It does seem to be an odd situation when you really think about it. The powers that be know that the dollar bill is highly preferable to the dollar coin as far as the American public is concerned. But the government would much rather have the coin than the bill – and surprise surprise, the reason for this is money itself. It costs far more to make bills than it does coins, and even though the paper money is actually made from cotton threads it doesn't last anywhere near as long as the coins do.
If you think that the Presidential coins are the first time that the US government has decided to raise the profile of their much derided dollar coin you would be wrong. They've tried it on other occasions as well – and each one has failed dreadfully. As the old saying goes, you can lead a horse to water but you can't make it drink – and the American government certainly can't make their people love the dollar coin if they don't want to.
So will this long series of releases be the trigger that finally makes a difference? It will be interesting to see whether or not the dollar bill is still around when we get to the year 2016, but many suspect it still will be.
In reality, unless the US Mint recalls all the dollar bills and withdraws them from being legal tender, thereby forcing everyone to revert to the coins, it doesn't seem very likely that people will decide to go over to the coin through personal choice. In America, as in many other countries, people tend to be very protective of the currency they use every day and they don't like too much change – in all meanings of the sentence!
With all that said though, the new Presidential dollar coins do look impressive. No doubt they will find their way into many personal collections rather than into tills and pockets in general, but the designs are great to look at. Each President is depicted as a head and shoulders portrait in the centre of the coin, with their name running around the top edge and what number president they were along with the years they held the office running along the bottom edge of the coin.
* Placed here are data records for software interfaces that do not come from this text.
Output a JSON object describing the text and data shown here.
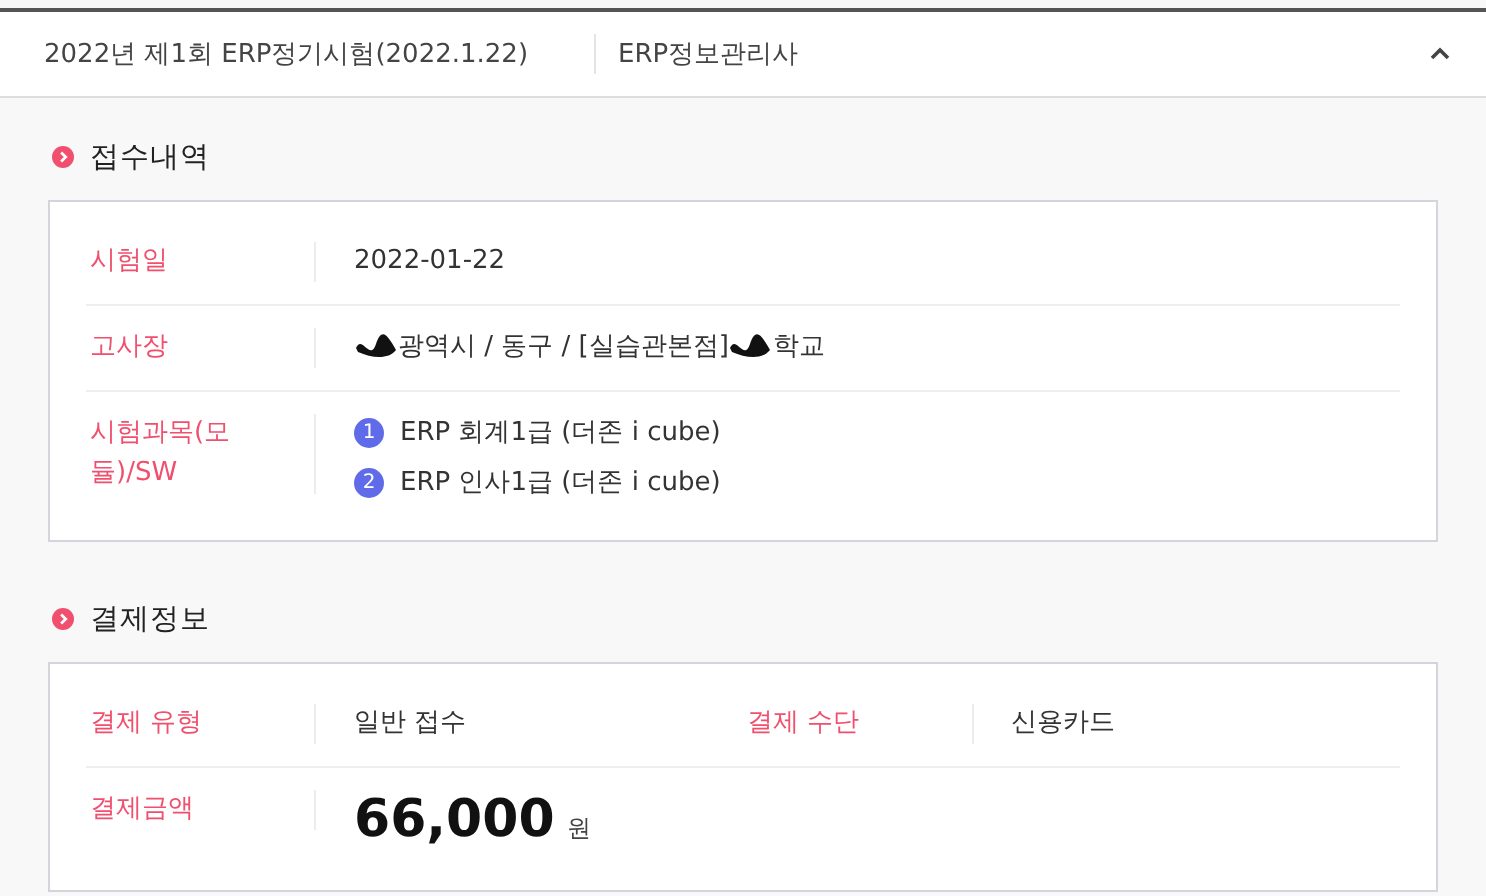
{
  "header": {
    "exam": "2022년 제1회 ERP정기시험(2022.1.22)",
    "certificate": "ERP정보관리사",
    "expanded": true
  },
  "registration": {
    "title": "접수내역",
    "exam_date": {
      "label": "시험일",
      "value": "2022-01-22"
    },
    "venue": {
      "label": "고사장",
      "segments": [
        {
          "kind": "redacted"
        },
        {
          "kind": "text",
          "text": "광역시 / 동구 / [실습관본점]"
        },
        {
          "kind": "redacted"
        },
        {
          "kind": "text",
          "text": "학교"
        }
      ]
    },
    "subjects": {
      "label": "시험과목(모듈)/SW",
      "items": [
        {
          "number": "1",
          "name": "ERP 회계1급 (더존 i cube)"
        },
        {
          "number": "2",
          "name": "ERP 인사1급 (더존 i cube)"
        }
      ]
    }
  },
  "payment": {
    "title": "결제정보",
    "type": {
      "label": "결제 유형",
      "value": "일반 접수"
    },
    "method": {
      "label": "결제 수단",
      "value": "신용카드"
    },
    "amount": {
      "label": "결제금액",
      "value": "66,000",
      "unit": "원"
    }
  }
}
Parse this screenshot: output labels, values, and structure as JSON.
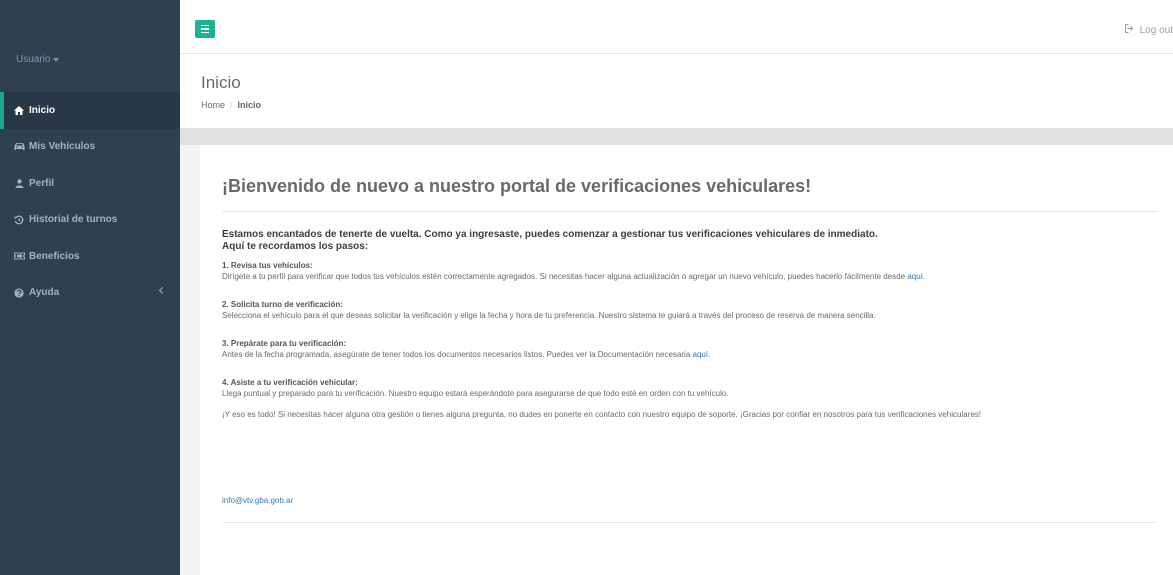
{
  "sidebar": {
    "user_label": "Usuario",
    "items": [
      {
        "label": "Inicio",
        "icon": "home-icon",
        "active": true
      },
      {
        "label": "Mis Vehículos",
        "icon": "car-icon",
        "active": false
      },
      {
        "label": "Perfil",
        "icon": "user-icon",
        "active": false
      },
      {
        "label": "Historial de turnos",
        "icon": "history-icon",
        "active": false
      },
      {
        "label": "Beneficios",
        "icon": "ticket-icon",
        "active": false
      },
      {
        "label": "Ayuda",
        "icon": "question-circle-icon",
        "active": false
      }
    ]
  },
  "topbar": {
    "logout_label": "Log out"
  },
  "heading": {
    "title": "Inicio",
    "breadcrumb_home": "Home",
    "breadcrumb_sep": "/",
    "breadcrumb_current": "Inicio"
  },
  "main": {
    "title": "¡Bienvenido de nuevo a nuestro portal de verificaciones vehiculares!",
    "intro_line1": "Estamos encantados de tenerte de vuelta. Como ya ingresaste, puedes comenzar a gestionar tus verificaciones vehiculares de inmediato.",
    "intro_line2": "Aquí te recordamos los pasos:",
    "step1_title": "1. Revisa tus vehículos:",
    "step1_text": "Dirígete a tu perfil para verificar que todos tus vehículos estén correctamente agregados. Si necesitas hacer alguna actualización o agregar un nuevo vehículo, puedes hacerlo fácilmente desde",
    "step1_link": "aquí.",
    "step2_title": "2. Solicita turno de verificación:",
    "step2_text": "Selecciona el vehículo para el que deseas solicitar la verificación y elige la fecha y hora de tu preferencia. Nuestro sistema te guiará a través del proceso de reserva de manera sencilla.",
    "step3_title": "3. Prepárate para tu verificación:",
    "step3_text": "Antes de la fecha programada, asegúrate de tener todos los documentos necesarios listos. Puedes ver la Documentación necesaria",
    "step3_link": "aquí.",
    "step4_title": "4. Asiste a tu verificación vehicular:",
    "step4_text": "Llega puntual y preparado para tu verificación. Nuestro equipo estará esperándote para asegurarse de que todo esté en orden con tu vehículo.",
    "closing": "¡Y eso es todo! Si necesitas hacer alguna otra gestión o tienes alguna pregunta, no dudes en ponerte en contacto con nuestro equipo de soporte. ¡Gracias por confiar en nosotros para tus verificaciones vehiculares!",
    "email": "info@vtv.gba.gob.ar"
  },
  "colors": {
    "sidebar_bg": "#2f4050",
    "accent": "#1ab394",
    "link": "#337ab7"
  }
}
The opposite side features the iconic image of the Statue of Liberty.
So for example, the most recent release at the time of writing was the coin to commemorate the Presidency of James Monroe, the fifth President of the United States who served between 1817 and 1825. This went into circulation in February 2008.
The other aspect of this overall release that is a little puzzling is the fact that each one is only available for a few weeks. If the US government was really serious about getting as many of these coins into the pockets and purses of Americans everywhere, surely they would release more of them to try and raise their profile a bit more?
Whatever the reasons are behind the timing and availability of each coin, one thing is certain. The dollar bill isn't going anywhere anytime soon. In reality it would actually be a major job (with an equally major expense) to try and get rid of it, because apparently American vending machines aren't designed to take dollar coins. The government might push for this to change if they did think seriously about withdrawing that dollar bill, and it would certainly be interesting to see what the results of that would be.
So for the next eight years at least, we can look forward to seeing what each former President who is no longer with us will look like immortalised on the back of a dollar coin. It's certainly an honour – but one suspects they will be restricted to coin collections rather than anything else.